═════ Material for this exercise ═════

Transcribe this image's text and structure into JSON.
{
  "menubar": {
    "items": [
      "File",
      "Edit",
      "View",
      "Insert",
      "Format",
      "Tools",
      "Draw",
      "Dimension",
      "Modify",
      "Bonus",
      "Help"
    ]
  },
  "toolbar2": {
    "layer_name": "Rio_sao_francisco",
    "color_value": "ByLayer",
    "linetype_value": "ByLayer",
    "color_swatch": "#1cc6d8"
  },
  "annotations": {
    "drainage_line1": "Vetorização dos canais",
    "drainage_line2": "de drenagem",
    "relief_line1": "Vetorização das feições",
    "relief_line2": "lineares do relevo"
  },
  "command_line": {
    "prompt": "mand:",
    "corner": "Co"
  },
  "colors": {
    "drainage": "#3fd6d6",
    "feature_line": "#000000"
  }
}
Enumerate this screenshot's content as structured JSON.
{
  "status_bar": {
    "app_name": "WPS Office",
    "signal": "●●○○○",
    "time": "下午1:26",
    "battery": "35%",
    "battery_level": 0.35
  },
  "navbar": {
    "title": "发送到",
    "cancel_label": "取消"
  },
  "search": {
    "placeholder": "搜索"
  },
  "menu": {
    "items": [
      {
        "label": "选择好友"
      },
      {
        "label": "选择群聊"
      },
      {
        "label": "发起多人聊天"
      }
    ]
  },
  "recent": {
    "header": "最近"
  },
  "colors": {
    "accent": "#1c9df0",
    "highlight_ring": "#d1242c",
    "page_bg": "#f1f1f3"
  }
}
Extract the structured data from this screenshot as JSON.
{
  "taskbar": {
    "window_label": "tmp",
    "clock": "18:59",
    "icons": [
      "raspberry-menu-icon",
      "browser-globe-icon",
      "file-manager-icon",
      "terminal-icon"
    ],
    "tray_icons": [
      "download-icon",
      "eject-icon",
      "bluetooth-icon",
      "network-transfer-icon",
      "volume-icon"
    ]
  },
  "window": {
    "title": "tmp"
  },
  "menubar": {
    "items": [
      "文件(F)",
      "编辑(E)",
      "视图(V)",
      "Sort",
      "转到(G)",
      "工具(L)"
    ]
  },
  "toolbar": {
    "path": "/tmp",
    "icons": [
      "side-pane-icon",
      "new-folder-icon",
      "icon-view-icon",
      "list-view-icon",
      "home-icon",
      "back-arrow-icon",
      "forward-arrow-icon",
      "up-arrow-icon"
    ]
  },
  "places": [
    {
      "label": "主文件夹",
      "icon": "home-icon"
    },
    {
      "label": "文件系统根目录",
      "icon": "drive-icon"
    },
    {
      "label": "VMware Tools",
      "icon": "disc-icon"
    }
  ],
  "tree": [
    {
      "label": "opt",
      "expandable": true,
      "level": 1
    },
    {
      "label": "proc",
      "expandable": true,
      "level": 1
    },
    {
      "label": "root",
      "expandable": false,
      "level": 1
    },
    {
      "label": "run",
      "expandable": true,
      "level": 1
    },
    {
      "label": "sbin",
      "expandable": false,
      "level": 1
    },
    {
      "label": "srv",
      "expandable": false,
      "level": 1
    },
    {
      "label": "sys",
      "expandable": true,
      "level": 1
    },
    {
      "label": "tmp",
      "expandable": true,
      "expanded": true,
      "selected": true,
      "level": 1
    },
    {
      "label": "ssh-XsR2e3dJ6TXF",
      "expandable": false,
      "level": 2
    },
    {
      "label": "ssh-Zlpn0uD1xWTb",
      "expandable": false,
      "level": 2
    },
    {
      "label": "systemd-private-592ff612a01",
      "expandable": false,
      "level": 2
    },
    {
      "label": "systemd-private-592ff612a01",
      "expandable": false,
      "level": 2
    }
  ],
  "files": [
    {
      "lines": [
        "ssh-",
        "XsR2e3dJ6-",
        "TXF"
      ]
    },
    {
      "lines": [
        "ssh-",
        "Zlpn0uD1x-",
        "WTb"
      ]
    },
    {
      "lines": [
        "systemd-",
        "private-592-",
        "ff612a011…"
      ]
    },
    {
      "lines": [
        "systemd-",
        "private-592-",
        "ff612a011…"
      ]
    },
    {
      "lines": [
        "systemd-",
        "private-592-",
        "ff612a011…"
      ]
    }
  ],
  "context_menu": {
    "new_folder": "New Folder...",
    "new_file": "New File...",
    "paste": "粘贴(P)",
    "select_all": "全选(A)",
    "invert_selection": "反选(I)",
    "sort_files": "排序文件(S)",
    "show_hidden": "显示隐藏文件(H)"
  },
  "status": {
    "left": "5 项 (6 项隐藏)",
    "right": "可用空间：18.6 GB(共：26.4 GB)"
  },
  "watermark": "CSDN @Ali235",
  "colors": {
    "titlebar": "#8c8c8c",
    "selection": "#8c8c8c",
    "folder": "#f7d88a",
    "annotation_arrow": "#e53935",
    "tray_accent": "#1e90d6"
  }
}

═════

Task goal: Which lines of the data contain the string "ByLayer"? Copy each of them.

Exercise answer:
    "color_value": "ByLayer",
    "linetype_value": "ByLayer",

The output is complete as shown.